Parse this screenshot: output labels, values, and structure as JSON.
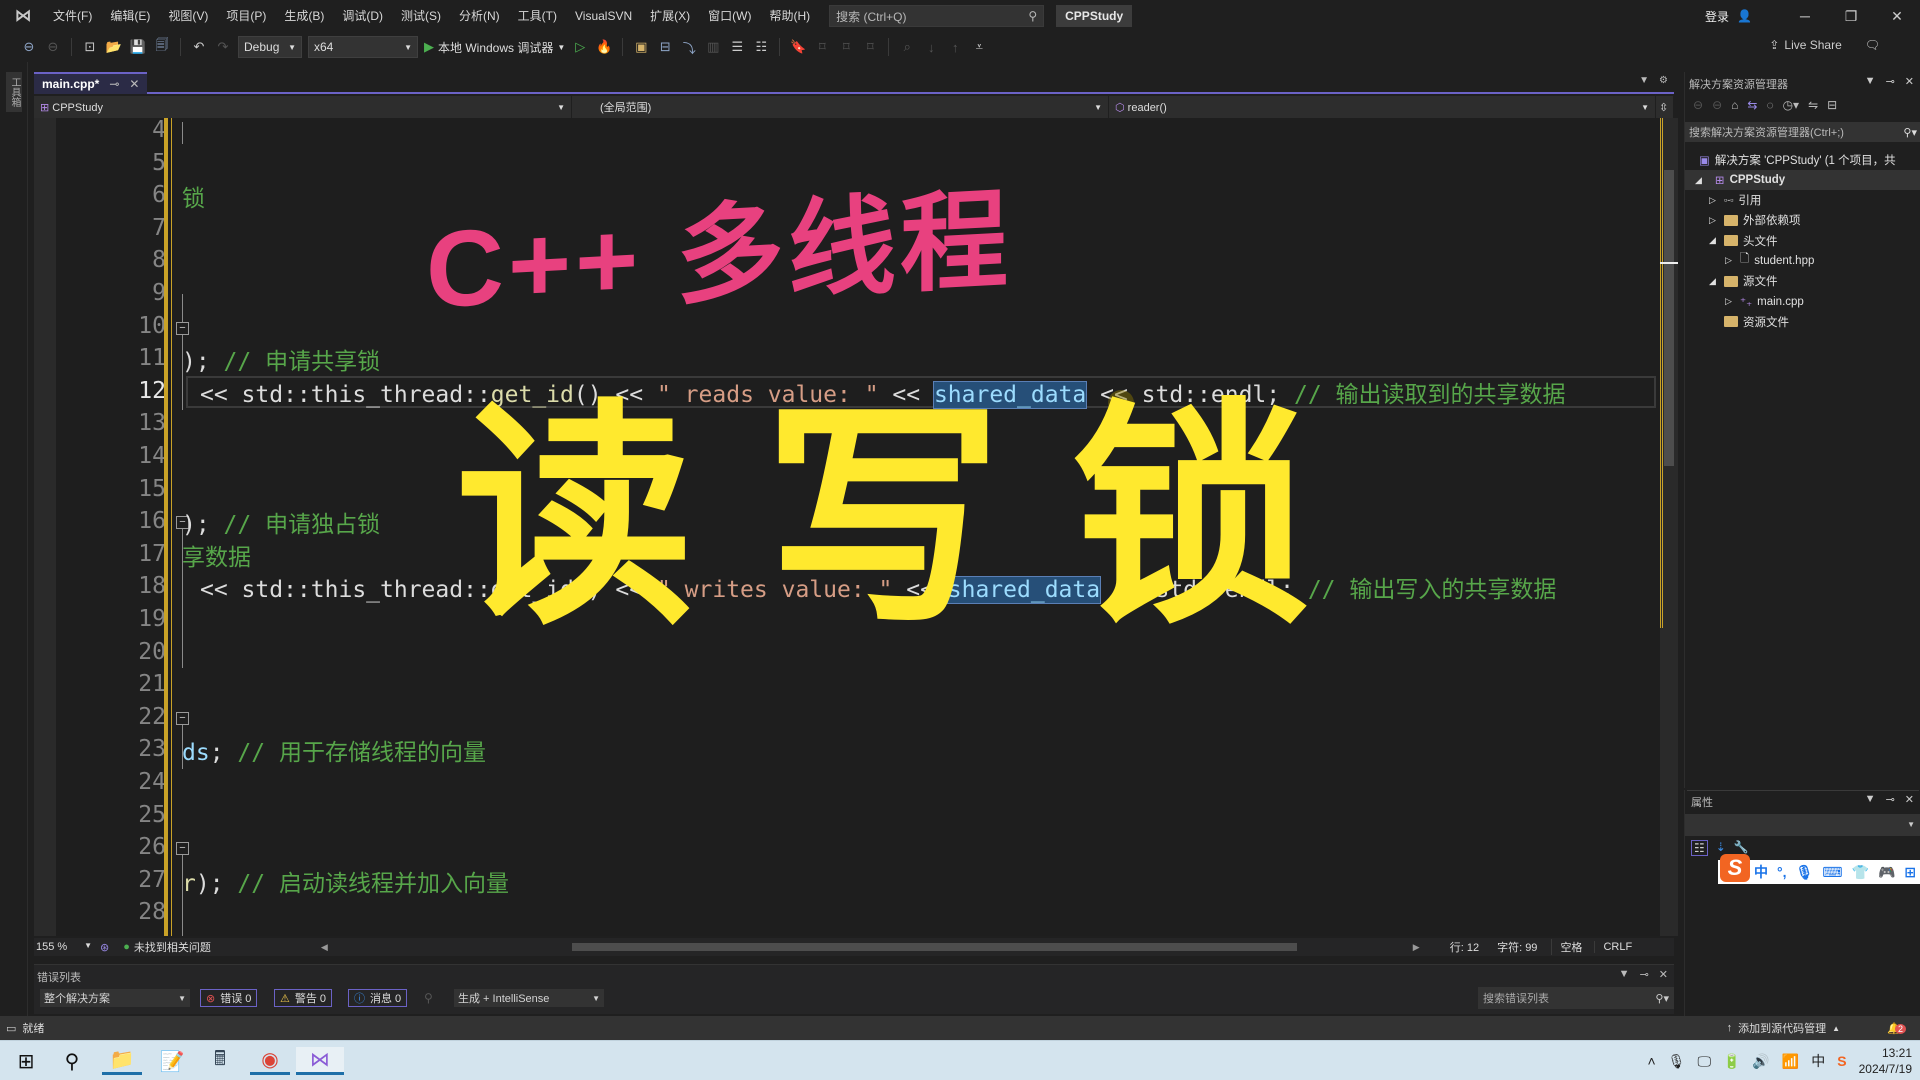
{
  "menubar": {
    "items": [
      "文件(F)",
      "编辑(E)",
      "视图(V)",
      "项目(P)",
      "生成(B)",
      "调试(D)",
      "测试(S)",
      "分析(N)",
      "工具(T)",
      "VisualSVN",
      "扩展(X)",
      "窗口(W)",
      "帮助(H)"
    ],
    "search_placeholder": "搜索 (Ctrl+Q)",
    "solution_name": "CPPStudy",
    "login": "登录"
  },
  "toolbar": {
    "config": "Debug",
    "platform": "x64",
    "run_label": "本地 Windows 调试器",
    "live_share": "Live Share"
  },
  "toolbox": {
    "label": "工具箱"
  },
  "editor": {
    "tab_label": "main.cpp*",
    "nav_project": "CPPStudy",
    "nav_scope": "(全局范围)",
    "nav_member": "reader()",
    "current_line": 12,
    "line_numbers": [
      4,
      5,
      6,
      7,
      8,
      9,
      10,
      11,
      12,
      13,
      14,
      15,
      16,
      17,
      18,
      19,
      20,
      21,
      22,
      23,
      24,
      25,
      26,
      27,
      28
    ],
    "code": {
      "l6": "锁",
      "l11_code": "); ",
      "l11_comment": "// 申请共享锁",
      "l12_a": "<< std::this_thread::",
      "l12_fn": "get_id",
      "l12_b": "() << ",
      "l12_str": "\" reads value: \"",
      "l12_c": " << ",
      "l12_sel": "shared_data",
      "l12_d": " << std::endl; ",
      "l12_comment": "// 输出读取到的共享数据",
      "l17_code": "); ",
      "l17_comment": "// 申请独占锁",
      "l18_comment": "享数据",
      "l19_a": "<< std::this_thread::get_id() << ",
      "l19_str": "\" writes value: \"",
      "l19_b": " << ",
      "l19_sel": "shared_data",
      "l19_c": " << std::endl; ",
      "l19_comment": "// 输出写入的共享数据",
      "l23_var": "ds",
      "l23_code": "; ",
      "l23_comment": "// 用于存储线程的向量",
      "l27_var": "r",
      "l27_code": "); ",
      "l27_comment": "// 启动读线程并加入向量"
    },
    "overlay_title": "C++ 多线程",
    "overlay_main": "读写锁",
    "zoom": "155 %",
    "issues": "未找到相关问题",
    "row": "行: 12",
    "col": "字符: 99",
    "indent": "空格",
    "eol": "CRLF"
  },
  "error_list": {
    "title": "错误列表",
    "scope": "整个解决方案",
    "errors": "错误 0",
    "warnings": "警告 0",
    "messages": "消息 0",
    "source": "生成 + IntelliSense",
    "search_placeholder": "搜索错误列表"
  },
  "status_bar": {
    "ready": "就绪",
    "source_control": "添加到源代码管理",
    "notifications": "2"
  },
  "solution_explorer": {
    "title": "解决方案资源管理器",
    "search_placeholder": "搜索解决方案资源管理器(Ctrl+;)",
    "solution": "解决方案 'CPPStudy' (1 个项目，共",
    "project": "CPPStudy",
    "items": [
      {
        "label": "引用",
        "indent": 1,
        "expander": "collapsed"
      },
      {
        "label": "外部依赖项",
        "indent": 1,
        "expander": "collapsed"
      },
      {
        "label": "头文件",
        "indent": 1,
        "expander": "expanded"
      },
      {
        "label": "student.hpp",
        "indent": 2,
        "expander": "collapsed"
      },
      {
        "label": "源文件",
        "indent": 1,
        "expander": "expanded"
      },
      {
        "label": "main.cpp",
        "indent": 2,
        "expander": "collapsed"
      },
      {
        "label": "资源文件",
        "indent": 1,
        "expander": "none"
      }
    ]
  },
  "properties": {
    "title": "属性"
  },
  "ime": {
    "mode": "中"
  },
  "taskbar": {
    "time": "13:21",
    "date": "2024/7/19",
    "ime_indicator": "中"
  },
  "colors": {
    "accent": "#6b62c6",
    "overlay_pink": "#e8417f",
    "overlay_yellow": "#ffe92e",
    "selection": "#264f78"
  }
}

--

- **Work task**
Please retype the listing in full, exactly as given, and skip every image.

- **Worked solution**
Parse this screenshot: output labels, values, and structure as JSON.
{
  "menubar": {
    "items": [
      "文件(F)",
      "编辑(E)",
      "视图(V)",
      "项目(P)",
      "生成(B)",
      "调试(D)",
      "测试(S)",
      "分析(N)",
      "工具(T)",
      "VisualSVN",
      "扩展(X)",
      "窗口(W)",
      "帮助(H)"
    ],
    "search_placeholder": "搜索 (Ctrl+Q)",
    "solution_name": "CPPStudy",
    "login": "登录"
  },
  "toolbar": {
    "config": "Debug",
    "platform": "x64",
    "run_label": "本地 Windows 调试器",
    "live_share": "Live Share"
  },
  "toolbox": {
    "label": "工具箱"
  },
  "editor": {
    "tab_label": "main.cpp*",
    "nav_project": "CPPStudy",
    "nav_scope": "(全局范围)",
    "nav_member": "reader()",
    "current_line": 12,
    "line_numbers": [
      4,
      5,
      6,
      7,
      8,
      9,
      10,
      11,
      12,
      13,
      14,
      15,
      16,
      17,
      18,
      19,
      20,
      21,
      22,
      23,
      24,
      25,
      26,
      27,
      28
    ],
    "code": {
      "l6": "锁",
      "l11_code": "); ",
      "l11_comment": "// 申请共享锁",
      "l12_a": "<< std::this_thread::",
      "l12_fn": "get_id",
      "l12_b": "() << ",
      "l12_str": "\" reads value: \"",
      "l12_c": " << ",
      "l12_sel": "shared_data",
      "l12_d": " << std::endl; ",
      "l12_comment": "// 输出读取到的共享数据",
      "l17_code": "); ",
      "l17_comment": "// 申请独占锁",
      "l18_comment": "享数据",
      "l19_a": "<< std::this_thread::get_id() << ",
      "l19_str": "\" writes value: \"",
      "l19_b": " << ",
      "l19_sel": "shared_data",
      "l19_c": " << std::endl; ",
      "l19_comment": "// 输出写入的共享数据",
      "l23_var": "ds",
      "l23_code": "; ",
      "l23_comment": "// 用于存储线程的向量",
      "l27_var": "r",
      "l27_code": "); ",
      "l27_comment": "// 启动读线程并加入向量"
    },
    "overlay_title": "C++ 多线程",
    "overlay_main": "读写锁",
    "zoom": "155 %",
    "issues": "未找到相关问题",
    "row": "行: 12",
    "col": "字符: 99",
    "indent": "空格",
    "eol": "CRLF"
  },
  "error_list": {
    "title": "错误列表",
    "scope": "整个解决方案",
    "errors": "错误 0",
    "warnings": "警告 0",
    "messages": "消息 0",
    "source": "生成 + IntelliSense",
    "search_placeholder": "搜索错误列表"
  },
  "status_bar": {
    "ready": "就绪",
    "source_control": "添加到源代码管理",
    "notifications": "2"
  },
  "solution_explorer": {
    "title": "解决方案资源管理器",
    "search_placeholder": "搜索解决方案资源管理器(Ctrl+;)",
    "solution": "解决方案 'CPPStudy' (1 个项目，共",
    "project": "CPPStudy",
    "items": [
      {
        "label": "引用",
        "indent": 1,
        "expander": "collapsed"
      },
      {
        "label": "外部依赖项",
        "indent": 1,
        "expander": "collapsed"
      },
      {
        "label": "头文件",
        "indent": 1,
        "expander": "expanded"
      },
      {
        "label": "student.hpp",
        "indent": 2,
        "expander": "collapsed"
      },
      {
        "label": "源文件",
        "indent": 1,
        "expander": "expanded"
      },
      {
        "label": "main.cpp",
        "indent": 2,
        "expander": "collapsed"
      },
      {
        "label": "资源文件",
        "indent": 1,
        "expander": "none"
      }
    ]
  },
  "properties": {
    "title": "属性"
  },
  "ime": {
    "mode": "中"
  },
  "taskbar": {
    "time": "13:21",
    "date": "2024/7/19",
    "ime_indicator": "中"
  },
  "colors": {
    "accent": "#6b62c6",
    "overlay_pink": "#e8417f",
    "overlay_yellow": "#ffe92e",
    "selection": "#264f78"
  }
}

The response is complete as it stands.